Reprinted from eNature.com
The arrival of fall means different things to different people. For some, the beautiful autumn colors make it a favorite season, while for others it's the mild temperatures, the World Series, or heading back to school. But for birders and their friends who like to watch butterflies, dragonflies, and other animals, the arrival of fall means only one thing: migrations.
The best natural migration corridors occur in mountain ridges, river valleys, and along coastlines. Yet it's possible to see migrating animals just about anywhere. Here are some tips for enjoying the passing hordes.
Birds: Early morning often provides great looks at birds just finished with all-night flights. As the sun starts to rise, some birds that find themselves out over ocean waters or above the Great Lakes will suddenly head for the nearest land. Hundreds of birds can come pouring inland at these times, among them thrushes, warblers, vireos, and tanagers.
During daylight hours, the skies can be filled with everything from White Pelicans to Bobolinks. Expect lots of shorebirds, cormorants, terns, and gulls at the seaside and hawks, swifts, flickers, jays, swallows, and robins overhead almost everywhere.

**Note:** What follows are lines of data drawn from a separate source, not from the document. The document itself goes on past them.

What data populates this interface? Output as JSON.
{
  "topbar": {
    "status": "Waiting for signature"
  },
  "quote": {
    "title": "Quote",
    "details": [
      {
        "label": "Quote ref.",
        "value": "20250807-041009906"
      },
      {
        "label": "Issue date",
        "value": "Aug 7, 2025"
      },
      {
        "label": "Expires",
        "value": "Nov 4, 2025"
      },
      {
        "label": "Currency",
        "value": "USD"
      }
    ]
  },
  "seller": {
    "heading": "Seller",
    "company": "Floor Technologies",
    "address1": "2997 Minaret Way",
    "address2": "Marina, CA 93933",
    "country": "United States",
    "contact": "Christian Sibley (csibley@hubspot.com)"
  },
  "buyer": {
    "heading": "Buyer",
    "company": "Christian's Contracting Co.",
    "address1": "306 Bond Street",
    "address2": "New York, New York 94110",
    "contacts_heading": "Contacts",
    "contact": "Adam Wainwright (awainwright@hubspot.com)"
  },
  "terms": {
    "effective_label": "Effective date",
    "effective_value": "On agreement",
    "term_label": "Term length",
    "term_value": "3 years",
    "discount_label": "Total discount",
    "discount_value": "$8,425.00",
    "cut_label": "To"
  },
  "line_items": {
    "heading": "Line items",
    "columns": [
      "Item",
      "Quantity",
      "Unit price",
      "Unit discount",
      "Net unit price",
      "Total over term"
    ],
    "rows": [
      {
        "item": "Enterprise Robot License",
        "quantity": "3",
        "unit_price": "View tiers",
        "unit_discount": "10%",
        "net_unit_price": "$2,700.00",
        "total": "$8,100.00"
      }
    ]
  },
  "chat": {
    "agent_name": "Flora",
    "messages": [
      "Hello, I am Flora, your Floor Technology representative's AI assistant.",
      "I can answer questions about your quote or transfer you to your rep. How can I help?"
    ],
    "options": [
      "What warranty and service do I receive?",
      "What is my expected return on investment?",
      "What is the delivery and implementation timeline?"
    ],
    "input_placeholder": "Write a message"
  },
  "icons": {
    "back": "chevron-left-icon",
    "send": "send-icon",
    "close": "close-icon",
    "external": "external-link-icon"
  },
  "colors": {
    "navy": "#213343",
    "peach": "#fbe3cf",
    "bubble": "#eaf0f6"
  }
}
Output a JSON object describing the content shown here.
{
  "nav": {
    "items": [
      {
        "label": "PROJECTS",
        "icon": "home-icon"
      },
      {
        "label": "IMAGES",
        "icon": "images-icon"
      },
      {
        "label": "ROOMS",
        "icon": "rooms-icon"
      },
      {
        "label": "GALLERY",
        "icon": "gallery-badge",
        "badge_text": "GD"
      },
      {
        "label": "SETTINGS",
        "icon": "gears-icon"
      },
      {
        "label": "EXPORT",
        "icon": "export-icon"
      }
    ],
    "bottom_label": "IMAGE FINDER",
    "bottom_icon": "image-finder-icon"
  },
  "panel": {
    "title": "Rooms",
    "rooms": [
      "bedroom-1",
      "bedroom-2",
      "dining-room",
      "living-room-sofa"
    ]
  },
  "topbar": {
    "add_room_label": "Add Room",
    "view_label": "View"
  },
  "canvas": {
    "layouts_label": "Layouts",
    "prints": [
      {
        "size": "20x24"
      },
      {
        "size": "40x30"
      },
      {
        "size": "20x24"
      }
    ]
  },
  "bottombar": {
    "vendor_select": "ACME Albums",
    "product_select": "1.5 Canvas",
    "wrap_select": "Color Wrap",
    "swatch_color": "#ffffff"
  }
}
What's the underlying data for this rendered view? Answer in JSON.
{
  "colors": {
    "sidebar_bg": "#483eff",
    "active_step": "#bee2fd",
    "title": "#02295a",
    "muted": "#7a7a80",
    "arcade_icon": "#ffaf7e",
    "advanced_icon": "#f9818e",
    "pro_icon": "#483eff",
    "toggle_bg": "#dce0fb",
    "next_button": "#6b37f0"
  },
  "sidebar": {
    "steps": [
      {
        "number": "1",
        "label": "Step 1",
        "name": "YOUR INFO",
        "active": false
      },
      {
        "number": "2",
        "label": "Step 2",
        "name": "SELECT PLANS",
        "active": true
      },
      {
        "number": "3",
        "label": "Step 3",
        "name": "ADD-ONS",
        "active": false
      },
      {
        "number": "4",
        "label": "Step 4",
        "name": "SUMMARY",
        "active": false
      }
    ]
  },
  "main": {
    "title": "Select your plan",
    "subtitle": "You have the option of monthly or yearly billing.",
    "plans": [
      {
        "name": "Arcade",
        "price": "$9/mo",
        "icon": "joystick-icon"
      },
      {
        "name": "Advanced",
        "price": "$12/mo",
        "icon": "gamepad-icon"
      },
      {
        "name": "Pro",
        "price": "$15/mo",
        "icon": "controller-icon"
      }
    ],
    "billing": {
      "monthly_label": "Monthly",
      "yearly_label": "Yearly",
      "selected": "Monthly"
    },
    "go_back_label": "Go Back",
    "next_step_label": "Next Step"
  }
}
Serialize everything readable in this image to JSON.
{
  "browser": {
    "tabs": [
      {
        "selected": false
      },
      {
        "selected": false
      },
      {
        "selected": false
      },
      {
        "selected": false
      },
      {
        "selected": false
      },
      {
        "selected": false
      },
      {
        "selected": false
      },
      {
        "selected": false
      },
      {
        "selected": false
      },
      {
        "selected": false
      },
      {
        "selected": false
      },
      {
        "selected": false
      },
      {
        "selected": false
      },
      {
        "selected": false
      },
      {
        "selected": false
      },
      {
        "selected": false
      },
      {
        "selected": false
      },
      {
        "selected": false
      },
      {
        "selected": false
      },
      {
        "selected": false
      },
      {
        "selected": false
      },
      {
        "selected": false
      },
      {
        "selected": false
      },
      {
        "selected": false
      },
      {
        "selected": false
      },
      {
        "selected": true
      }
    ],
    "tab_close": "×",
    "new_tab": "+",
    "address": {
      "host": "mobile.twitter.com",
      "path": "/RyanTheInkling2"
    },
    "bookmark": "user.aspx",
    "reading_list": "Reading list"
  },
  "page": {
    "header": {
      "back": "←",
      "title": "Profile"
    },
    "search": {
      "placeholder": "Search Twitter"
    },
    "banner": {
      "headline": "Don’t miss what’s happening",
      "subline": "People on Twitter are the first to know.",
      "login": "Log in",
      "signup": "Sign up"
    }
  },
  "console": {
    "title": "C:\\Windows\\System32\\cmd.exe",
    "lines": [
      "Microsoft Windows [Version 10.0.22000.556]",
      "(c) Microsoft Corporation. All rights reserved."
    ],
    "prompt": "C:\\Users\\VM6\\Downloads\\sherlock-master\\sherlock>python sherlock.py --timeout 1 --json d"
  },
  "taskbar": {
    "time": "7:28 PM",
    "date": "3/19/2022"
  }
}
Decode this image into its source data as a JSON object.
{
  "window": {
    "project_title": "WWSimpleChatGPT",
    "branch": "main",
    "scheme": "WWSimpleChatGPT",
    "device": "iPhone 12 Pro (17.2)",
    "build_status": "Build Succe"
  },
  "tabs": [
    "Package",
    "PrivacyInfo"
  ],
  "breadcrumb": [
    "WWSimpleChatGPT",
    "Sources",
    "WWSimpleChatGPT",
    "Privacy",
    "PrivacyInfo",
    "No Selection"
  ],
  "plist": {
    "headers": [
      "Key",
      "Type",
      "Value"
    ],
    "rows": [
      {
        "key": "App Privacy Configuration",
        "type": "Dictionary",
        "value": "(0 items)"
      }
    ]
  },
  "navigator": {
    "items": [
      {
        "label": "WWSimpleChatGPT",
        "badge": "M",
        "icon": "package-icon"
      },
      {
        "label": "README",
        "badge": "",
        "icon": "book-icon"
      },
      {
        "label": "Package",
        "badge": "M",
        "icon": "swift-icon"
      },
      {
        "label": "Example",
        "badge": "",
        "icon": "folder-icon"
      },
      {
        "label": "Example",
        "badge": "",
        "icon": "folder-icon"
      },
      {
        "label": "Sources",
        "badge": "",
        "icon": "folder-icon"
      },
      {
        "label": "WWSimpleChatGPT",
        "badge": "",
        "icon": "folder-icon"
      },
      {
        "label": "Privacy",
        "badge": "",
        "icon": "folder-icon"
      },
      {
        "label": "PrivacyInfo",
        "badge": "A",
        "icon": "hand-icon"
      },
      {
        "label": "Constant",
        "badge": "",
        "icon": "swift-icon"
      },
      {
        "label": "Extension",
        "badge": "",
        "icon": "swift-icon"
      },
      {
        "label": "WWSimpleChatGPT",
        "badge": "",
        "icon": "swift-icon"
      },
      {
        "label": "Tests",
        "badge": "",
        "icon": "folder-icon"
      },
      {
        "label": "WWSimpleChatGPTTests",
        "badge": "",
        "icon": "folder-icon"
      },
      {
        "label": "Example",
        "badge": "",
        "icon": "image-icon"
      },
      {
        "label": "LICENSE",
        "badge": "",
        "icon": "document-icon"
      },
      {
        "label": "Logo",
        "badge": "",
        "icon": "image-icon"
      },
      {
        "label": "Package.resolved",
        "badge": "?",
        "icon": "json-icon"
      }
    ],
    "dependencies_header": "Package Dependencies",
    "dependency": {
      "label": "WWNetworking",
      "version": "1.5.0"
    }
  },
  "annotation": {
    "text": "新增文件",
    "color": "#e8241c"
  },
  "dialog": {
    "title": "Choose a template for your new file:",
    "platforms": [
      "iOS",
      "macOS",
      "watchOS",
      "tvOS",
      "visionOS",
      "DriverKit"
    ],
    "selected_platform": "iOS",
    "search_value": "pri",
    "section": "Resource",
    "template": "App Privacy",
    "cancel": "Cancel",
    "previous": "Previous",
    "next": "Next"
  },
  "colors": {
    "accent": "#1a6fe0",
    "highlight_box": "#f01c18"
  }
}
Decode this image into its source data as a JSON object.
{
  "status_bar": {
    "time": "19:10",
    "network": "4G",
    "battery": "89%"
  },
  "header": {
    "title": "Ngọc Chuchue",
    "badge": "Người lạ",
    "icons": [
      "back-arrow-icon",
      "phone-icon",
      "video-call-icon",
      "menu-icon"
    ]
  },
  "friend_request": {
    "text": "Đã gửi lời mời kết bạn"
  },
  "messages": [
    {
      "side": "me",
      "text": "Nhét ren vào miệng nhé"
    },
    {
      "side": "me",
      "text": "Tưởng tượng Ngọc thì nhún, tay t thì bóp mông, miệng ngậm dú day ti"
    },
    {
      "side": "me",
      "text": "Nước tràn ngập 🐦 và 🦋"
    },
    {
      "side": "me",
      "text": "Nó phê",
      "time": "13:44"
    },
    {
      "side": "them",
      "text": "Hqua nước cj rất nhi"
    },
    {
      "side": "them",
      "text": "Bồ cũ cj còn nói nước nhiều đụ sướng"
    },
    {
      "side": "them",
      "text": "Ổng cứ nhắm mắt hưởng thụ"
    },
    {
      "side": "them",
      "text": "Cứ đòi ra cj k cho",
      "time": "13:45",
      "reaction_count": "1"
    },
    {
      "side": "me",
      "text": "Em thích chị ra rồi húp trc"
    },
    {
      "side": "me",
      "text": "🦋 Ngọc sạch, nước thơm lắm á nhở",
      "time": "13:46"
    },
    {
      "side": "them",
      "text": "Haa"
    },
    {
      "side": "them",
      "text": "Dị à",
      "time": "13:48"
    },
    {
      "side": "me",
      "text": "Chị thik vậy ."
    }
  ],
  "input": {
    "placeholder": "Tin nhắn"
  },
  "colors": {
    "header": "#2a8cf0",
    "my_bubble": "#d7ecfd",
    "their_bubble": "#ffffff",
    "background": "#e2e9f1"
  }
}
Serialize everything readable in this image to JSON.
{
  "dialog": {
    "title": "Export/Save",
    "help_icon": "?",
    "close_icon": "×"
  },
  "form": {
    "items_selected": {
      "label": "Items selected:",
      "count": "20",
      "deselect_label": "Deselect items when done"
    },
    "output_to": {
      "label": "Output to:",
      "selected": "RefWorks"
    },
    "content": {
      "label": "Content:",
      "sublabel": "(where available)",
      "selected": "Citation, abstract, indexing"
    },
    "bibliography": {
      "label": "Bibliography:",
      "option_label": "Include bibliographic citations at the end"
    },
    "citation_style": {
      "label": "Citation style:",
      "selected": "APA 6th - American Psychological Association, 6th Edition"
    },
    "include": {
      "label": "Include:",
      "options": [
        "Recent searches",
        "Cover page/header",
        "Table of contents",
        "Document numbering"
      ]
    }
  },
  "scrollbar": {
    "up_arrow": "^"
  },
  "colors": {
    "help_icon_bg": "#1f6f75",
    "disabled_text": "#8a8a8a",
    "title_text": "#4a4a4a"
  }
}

Butterflies: Most people have heard about Monarchs and their fall migrations to the mountains of southern Mexico, but lots of other butterflies travel in autumn. Some even head north!
Watch in the same places that bird migrants concentrate for American Ladies, Question Marks, Red Admirals, and the more abundant Monarchs — all moving southward. By contrast, Cloudless Sulphurs may be headed north in fall, as their southern populations expand, and Painted Ladies and Common Buckeyes can be watched for flying north or south.
Dragonflies: Dragonfly watching is fast coming into its own on the North American nature scene. Partly that's because several excellent books have appeared to help folks tell these handsome creatures apart.
A small number of dragonfly species migrate in substantial numbers during the fall. Look for the monster Green Darner in particular and the world's most cosmopolitan dragonfly, the Wandering Glider. Others include the Black Saddlebag and the Carolina Saddlebag.
Mammals: Mammal watching is not nearly as easy as bird or insect watching. After all, the mammals first must be found, which usually involves some trekking, and they're not terribly cooperative subjects. Still, the rewards can be considerable.
Among the migratory mammals worth watching are some species of bats (Hoary, Silver-haired, and Red) that can occasionally be seen flying south during daylight hours along shorelines or even over bodies of water. Marine mammals, of course, can be observed from boats or coastal promontories. The large baleen whales occur in good numbers on their southward migrations and delight people even from a distance.
Click here to learn more about hawk migration.